Written by Marianne Heron with Paul Britton

Funny about money… money matters can cause more rows between couples than anything else. Funny about money… money matters can cause more rows between couples than anything else. Perhaps that’s not because of money itself but what it represents, especially power. Whose money actually is it for a start? Are finances joint finances, or do they belong more to the person who actually does the earning or has the superior earning power. Do non-earners feel inhibited about spending the earner’s money, do couples separate out the responsibility for different areas of spending (he pays the mortgage – she buys the groceries). On the other hand, do they have a ‘yours, mine and ours’ situation where there is a fund for general expenses and each have an agreed personal allowance, which seems a fair and reasonable arrangement. Probably not, and so it is hardly surprising that couples don’t agree about retirement finances never mind how their retirement should look.

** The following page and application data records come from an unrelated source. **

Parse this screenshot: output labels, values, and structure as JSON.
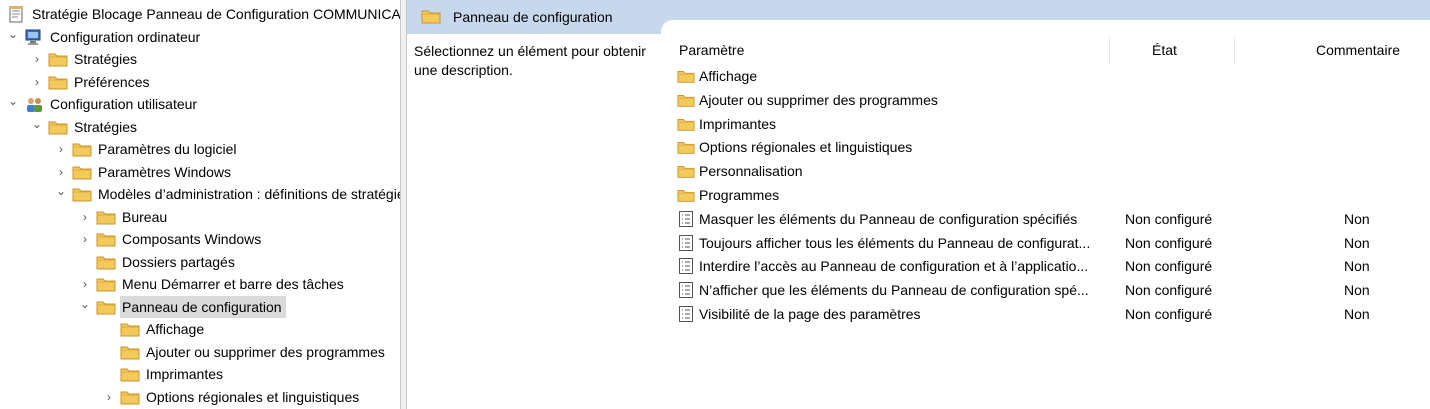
{
  "tree": {
    "items": [
      {
        "label": "Stratégie Blocage Panneau de Configuration COMMUNICATION",
        "icon": "policy-document-icon",
        "chevron": "",
        "level": 0
      },
      {
        "label": "Configuration ordinateur",
        "icon": "computer-icon",
        "chevron": "expanded",
        "level": 0
      },
      {
        "label": "Stratégies",
        "icon": "folder-icon",
        "chevron": "collapsed",
        "level": 1
      },
      {
        "label": "Préférences",
        "icon": "folder-icon",
        "chevron": "collapsed",
        "level": 1
      },
      {
        "label": "Configuration utilisateur",
        "icon": "users-icon",
        "chevron": "expanded",
        "level": 0
      },
      {
        "label": "Stratégies",
        "icon": "folder-icon",
        "chevron": "expanded",
        "level": 1
      },
      {
        "label": "Paramètres du logiciel",
        "icon": "folder-icon",
        "chevron": "collapsed",
        "level": 2
      },
      {
        "label": "Paramètres Windows",
        "icon": "folder-icon",
        "chevron": "collapsed",
        "level": 2
      },
      {
        "label": "Modèles d’administration : définitions de stratégies",
        "icon": "folder-icon",
        "chevron": "expanded",
        "level": 2
      },
      {
        "label": "Bureau",
        "icon": "folder-icon",
        "chevron": "collapsed",
        "level": 3
      },
      {
        "label": "Composants Windows",
        "icon": "folder-icon",
        "chevron": "collapsed",
        "level": 3
      },
      {
        "label": "Dossiers partagés",
        "icon": "folder-icon",
        "chevron": "",
        "level": 3
      },
      {
        "label": "Menu Démarrer et barre des tâches",
        "icon": "folder-icon",
        "chevron": "collapsed",
        "level": 3
      },
      {
        "label": "Panneau de configuration",
        "icon": "folder-icon",
        "chevron": "expanded",
        "level": 3,
        "selected": true
      },
      {
        "label": "Affichage",
        "icon": "folder-icon",
        "chevron": "",
        "level": 4
      },
      {
        "label": "Ajouter ou supprimer des programmes",
        "icon": "folder-icon",
        "chevron": "",
        "level": 4
      },
      {
        "label": "Imprimantes",
        "icon": "folder-icon",
        "chevron": "",
        "level": 4
      },
      {
        "label": "Options régionales et linguistiques",
        "icon": "folder-icon",
        "chevron": "collapsed",
        "level": 4
      }
    ]
  },
  "panel": {
    "title": "Panneau de configuration",
    "description": "Sélectionnez un élément pour obtenir une description."
  },
  "list": {
    "columns": {
      "name": "Paramètre",
      "state": "État",
      "comment": "Commentaire"
    },
    "rows": [
      {
        "name": "Affichage",
        "type": "folder",
        "state": "",
        "comment": ""
      },
      {
        "name": "Ajouter ou supprimer des programmes",
        "type": "folder",
        "state": "",
        "comment": ""
      },
      {
        "name": "Imprimantes",
        "type": "folder",
        "state": "",
        "comment": ""
      },
      {
        "name": "Options régionales et linguistiques",
        "type": "folder",
        "state": "",
        "comment": ""
      },
      {
        "name": "Personnalisation",
        "type": "folder",
        "state": "",
        "comment": ""
      },
      {
        "name": "Programmes",
        "type": "folder",
        "state": "",
        "comment": ""
      },
      {
        "name": "Masquer les éléments du Panneau de configuration spécifiés",
        "type": "setting",
        "state": "Non configuré",
        "comment": "Non"
      },
      {
        "name": "Toujours afficher tous les éléments du Panneau de configurat...",
        "type": "setting",
        "state": "Non configuré",
        "comment": "Non"
      },
      {
        "name": "Interdire l’accès au Panneau de configuration et à l’applicatio...",
        "type": "setting",
        "state": "Non configuré",
        "comment": "Non"
      },
      {
        "name": "N’afficher que les éléments du Panneau de configuration spé...",
        "type": "setting",
        "state": "Non configuré",
        "comment": "Non"
      },
      {
        "name": "Visibilité de la page des paramètres",
        "type": "setting",
        "state": "Non configuré",
        "comment": "Non"
      }
    ]
  },
  "colors": {
    "header_bg": "#c8d8ec",
    "selected_bg": "#dadada",
    "folder": "#f3c95c"
  }
}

Each of us has a different attitude to money: savers can end up with spenders; planners end up with spendthrifts, and worriers can end up with partners who avoid ever looking at the bottom line. You need to talk about money, especially in retirement so that you can have a joint plan.

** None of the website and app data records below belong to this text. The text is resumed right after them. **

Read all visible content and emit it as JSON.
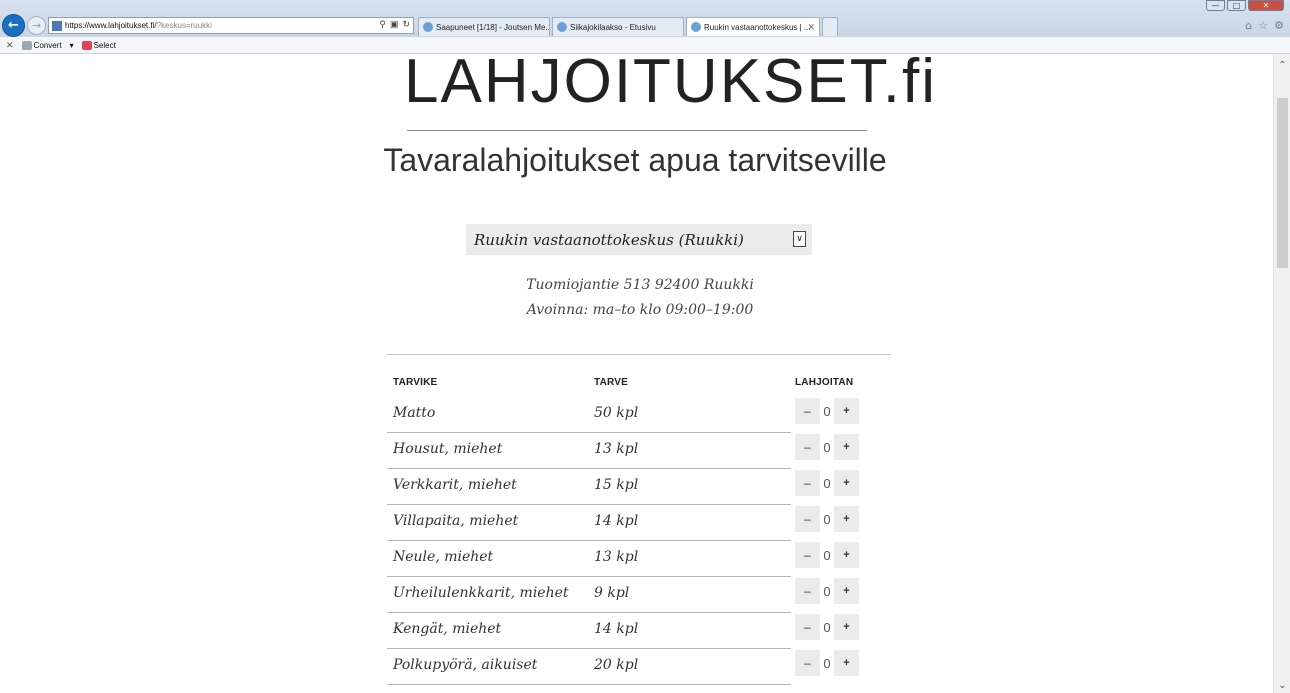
{
  "browser": {
    "address": {
      "host": "https://www.lahjoitukset.fi/",
      "path": "?keskus=ruukki"
    },
    "tabs": [
      {
        "label": "Saapuneet [1/18] - Joutsen Me..."
      },
      {
        "label": "Siikajokilaakso - Etusivu"
      },
      {
        "label": "Ruukin vastaanottokeskus | ...",
        "active": true
      }
    ],
    "commands": {
      "convert": "Convert",
      "select": "Select"
    }
  },
  "page": {
    "logo": "LAHJOITUKSET.fi",
    "tagline": "Tavaralahjoitukset apua tarvitseville",
    "center_select": "Ruukin vastaanottokeskus (Ruukki)",
    "address": "Tuomiojantie 513 92400 Ruukki",
    "hours": "Avoinna: ma–to klo 09:00–19:00",
    "table": {
      "headers": {
        "item": "TARVIKE",
        "need": "TARVE",
        "give": "LAHJOITAN"
      },
      "rows": [
        {
          "item": "Matto",
          "need": "50 kpl",
          "qty": "0"
        },
        {
          "item": "Housut, miehet",
          "need": "13 kpl",
          "qty": "0"
        },
        {
          "item": "Verkkarit, miehet",
          "need": "15 kpl",
          "qty": "0"
        },
        {
          "item": "Villapaita, miehet",
          "need": "14 kpl",
          "qty": "0"
        },
        {
          "item": "Neule, miehet",
          "need": "13 kpl",
          "qty": "0"
        },
        {
          "item": "Urheilulenkkarit, miehet",
          "need": "9 kpl",
          "qty": "0"
        },
        {
          "item": "Kengät, miehet",
          "need": "14 kpl",
          "qty": "0"
        },
        {
          "item": "Polkupyörä, aikuiset",
          "need": "20 kpl",
          "qty": "0"
        }
      ],
      "minus_label": "–",
      "plus_label": "+"
    }
  }
}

How can you do this without starting world war three?

Don’t talk about money when there is a row about it looming.

Talk about money in a general way so that you understand more of his or her money style

Share family history, the way money was treated in your family – were you expected to earn your way through college?

Choose a peaceful time to talk and abide by conflict resolution rules.

Share your hopes and plans for the future and use this as a way to discuss the money.

This excerpt was taken from Rewire Don’t Retire, sponsored by Irish Life and Active Retirement Ireland. You can download the full guide HERE